## [Work order]
Every entry below should appear in the answer exactly as written, apart from the pictures.

## [Data records]
● ● ● ● ●
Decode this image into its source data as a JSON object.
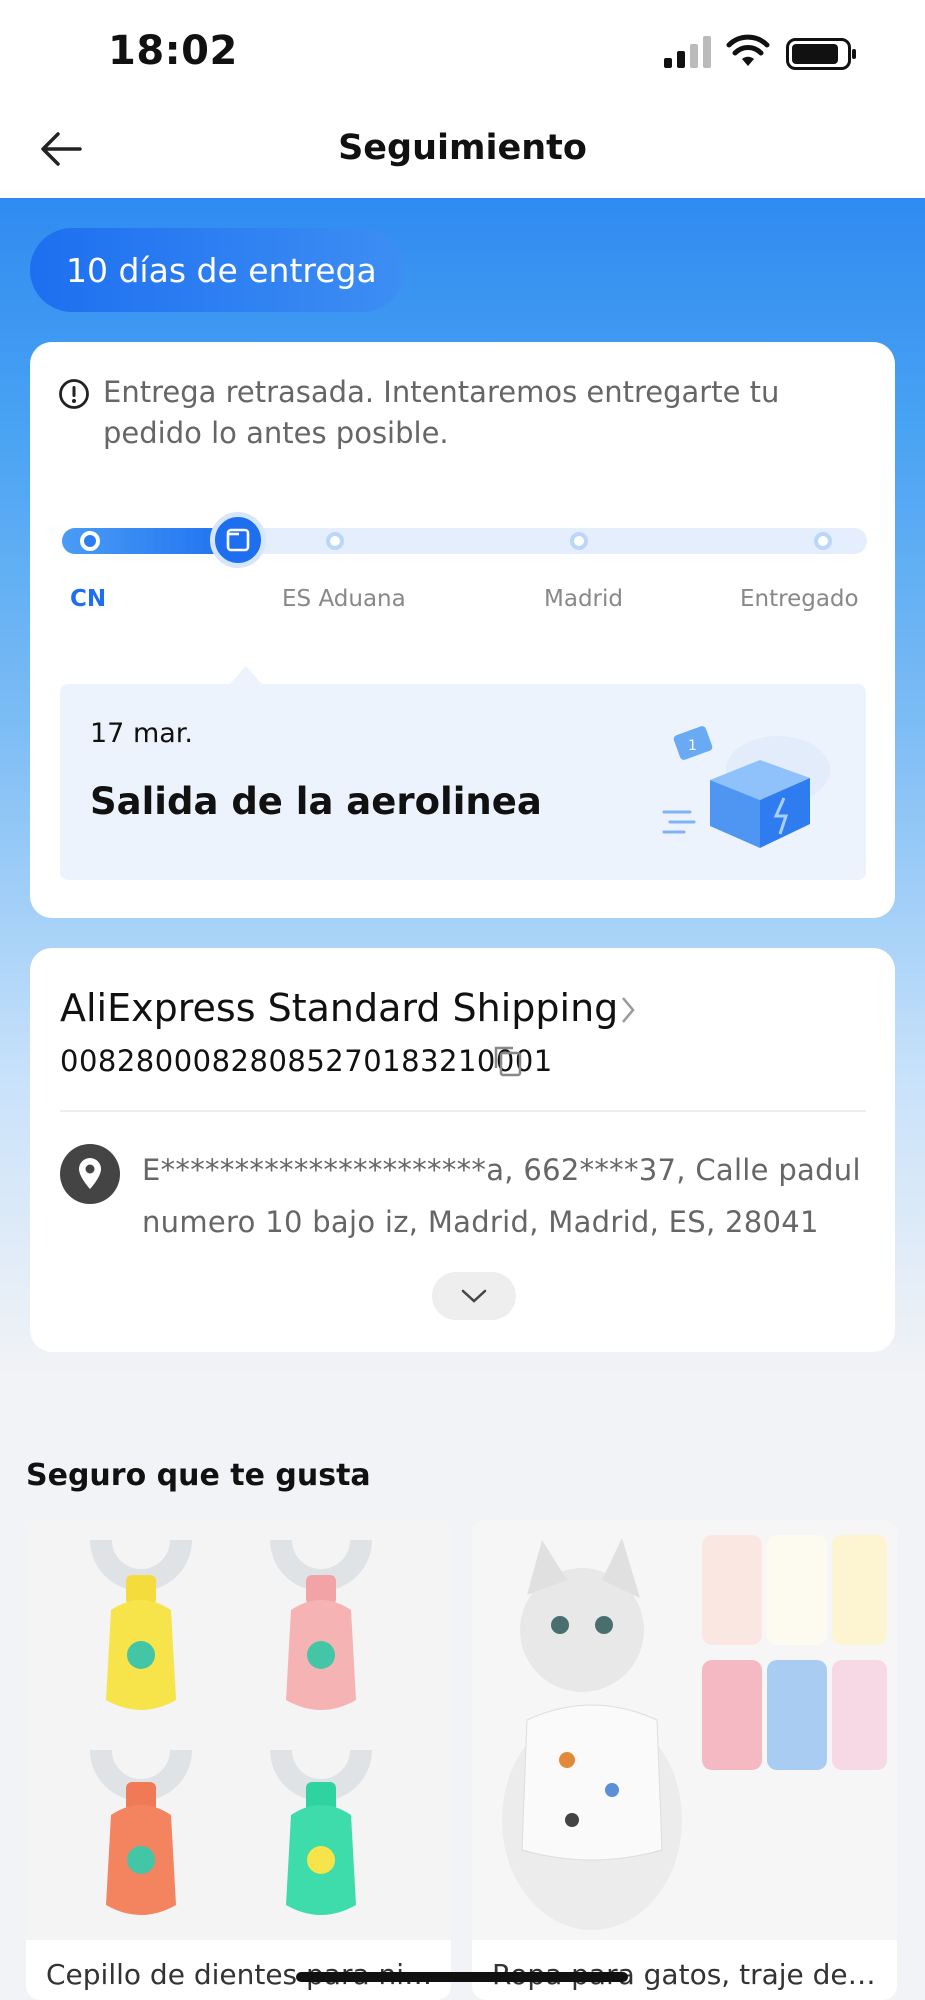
{
  "status_bar": {
    "time": "18:02"
  },
  "nav": {
    "title": "Seguimiento"
  },
  "delivery_pill": "10 días de entrega",
  "alert": {
    "text": "Entrega retrasada. Intentaremos entregarte tu pedido lo antes posible."
  },
  "progress": {
    "current_step": 2,
    "steps": [
      "CN",
      "ES Aduana",
      "Madrid",
      "Entregado"
    ]
  },
  "event": {
    "date": "17 mar.",
    "title": "Salida de la aerolinea"
  },
  "shipping": {
    "carrier": "AliExpress Standard Shipping",
    "tracking_number": "00828000828085270183210001",
    "address": "E**********************a,  662****37,  Calle padul numero 10 bajo iz,  Madrid,  Madrid,  ES,  28041"
  },
  "recommendations": {
    "title": "Seguro que te gusta",
    "items": [
      {
        "title": "Cepillo de dientes para niñ..."
      },
      {
        "title": "Ropa para gatos, traje de ..."
      }
    ]
  },
  "colors": {
    "accent": "#1e6ff0",
    "hero_top": "#2f8bf0"
  }
}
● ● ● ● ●
## [Exercise result]
Decode this image into its source data as a JSON object.
{
  "status_bar": {
    "time": "18:02"
  },
  "nav": {
    "title": "Seguimiento"
  },
  "delivery_pill": "10 días de entrega",
  "alert": {
    "text": "Entrega retrasada. Intentaremos entregarte tu pedido lo antes posible."
  },
  "progress": {
    "current_step": 2,
    "steps": [
      "CN",
      "ES Aduana",
      "Madrid",
      "Entregado"
    ]
  },
  "event": {
    "date": "17 mar.",
    "title": "Salida de la aerolinea"
  },
  "shipping": {
    "carrier": "AliExpress Standard Shipping",
    "tracking_number": "00828000828085270183210001",
    "address": "E**********************a,  662****37,  Calle padul numero 10 bajo iz,  Madrid,  Madrid,  ES,  28041"
  },
  "recommendations": {
    "title": "Seguro que te gusta",
    "items": [
      {
        "title": "Cepillo de dientes para niñ..."
      },
      {
        "title": "Ropa para gatos, traje de ..."
      }
    ]
  },
  "colors": {
    "accent": "#1e6ff0",
    "hero_top": "#2f8bf0"
  }
}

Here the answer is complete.